» **RECORDS SHOWN**
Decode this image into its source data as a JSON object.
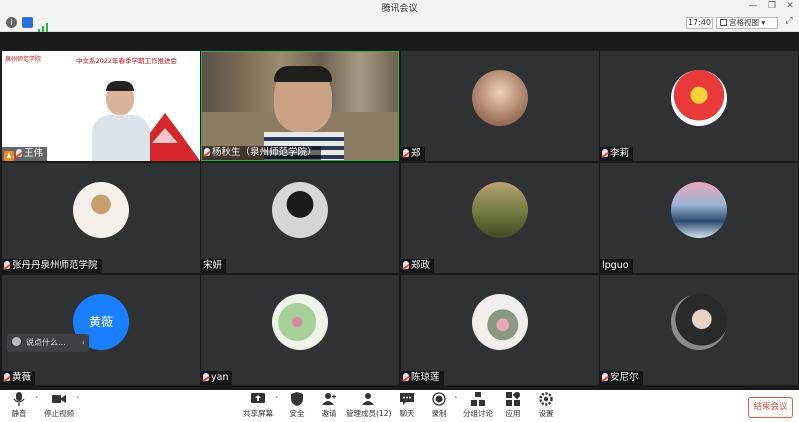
{
  "window": {
    "title": "腾讯会议",
    "controls": [
      "minimize-icon",
      "restore-icon",
      "close-icon"
    ]
  },
  "infobar": {
    "clock": "17:40",
    "view_mode": "宫格视图",
    "icons": [
      "info-icon",
      "shield-icon",
      "signal-icon",
      "fullscreen-icon"
    ]
  },
  "participants": [
    {
      "name": "王伟",
      "type": "slide",
      "slide_org": "泉州师范学院",
      "slide_title": "中文系2022年春季学期工作推进会",
      "icon": "host-icon"
    },
    {
      "name": "杨秋生（泉州师范学院）",
      "type": "camera"
    },
    {
      "name": "郑",
      "type": "avatar",
      "avatar_color": "#d9a38c"
    },
    {
      "name": "李莉",
      "type": "avatar",
      "avatar_color": "#e03a3a"
    },
    {
      "name": "张丹丹泉州师范学院",
      "type": "avatar",
      "avatar_color": "#f3efe8"
    },
    {
      "name": "宋妍",
      "type": "avatar",
      "avatar_color": "#e5e5e5"
    },
    {
      "name": "郑政",
      "type": "avatar",
      "avatar_color": "#8d8a5a"
    },
    {
      "name": "lpguo",
      "type": "avatar",
      "avatar_color": "#4e6d95"
    },
    {
      "name": "黄薇",
      "type": "text-avatar",
      "avatar_text": "黄薇",
      "avatar_color": "#1a7fff"
    },
    {
      "name": "yan",
      "type": "avatar",
      "avatar_color": "#cfe2c9"
    },
    {
      "name": "陈琼莲",
      "type": "avatar",
      "avatar_color": "#f2ecec"
    },
    {
      "name": "安尼尔",
      "type": "avatar",
      "avatar_color": "#5e5e5e"
    }
  ],
  "chat": {
    "placeholder": "说点什么..."
  },
  "toolbar": {
    "left": [
      {
        "label": "静音",
        "icon": "microphone-icon"
      },
      {
        "label": "停止视频",
        "icon": "video-camera-icon"
      }
    ],
    "center": [
      {
        "label": "共享屏幕",
        "icon": "share-screen-icon"
      },
      {
        "label": "安全",
        "icon": "shield-icon"
      },
      {
        "label": "邀请",
        "icon": "invite-icon"
      },
      {
        "label": "管理成员(12)",
        "icon": "members-icon"
      },
      {
        "label": "聊天",
        "icon": "chat-icon"
      },
      {
        "label": "录制",
        "icon": "record-icon"
      },
      {
        "label": "分组讨论",
        "icon": "breakout-icon"
      },
      {
        "label": "应用",
        "icon": "apps-icon"
      },
      {
        "label": "设置",
        "icon": "settings-icon"
      }
    ],
    "end_label": "结束会议"
  }
}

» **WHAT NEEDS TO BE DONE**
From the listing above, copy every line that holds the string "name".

» **RESULT**
      "name": "王伟",
      "name": "杨秋生（泉州师范学院）",
      "name": "郑",
      "name": "李莉",
      "name": "张丹丹泉州师范学院",
      "name": "宋妍",
      "name": "郑政",
      "name": "lpguo",
      "name": "黄薇",
      "name": "yan",
      "name": "陈琼莲",
      "name": "安尼尔",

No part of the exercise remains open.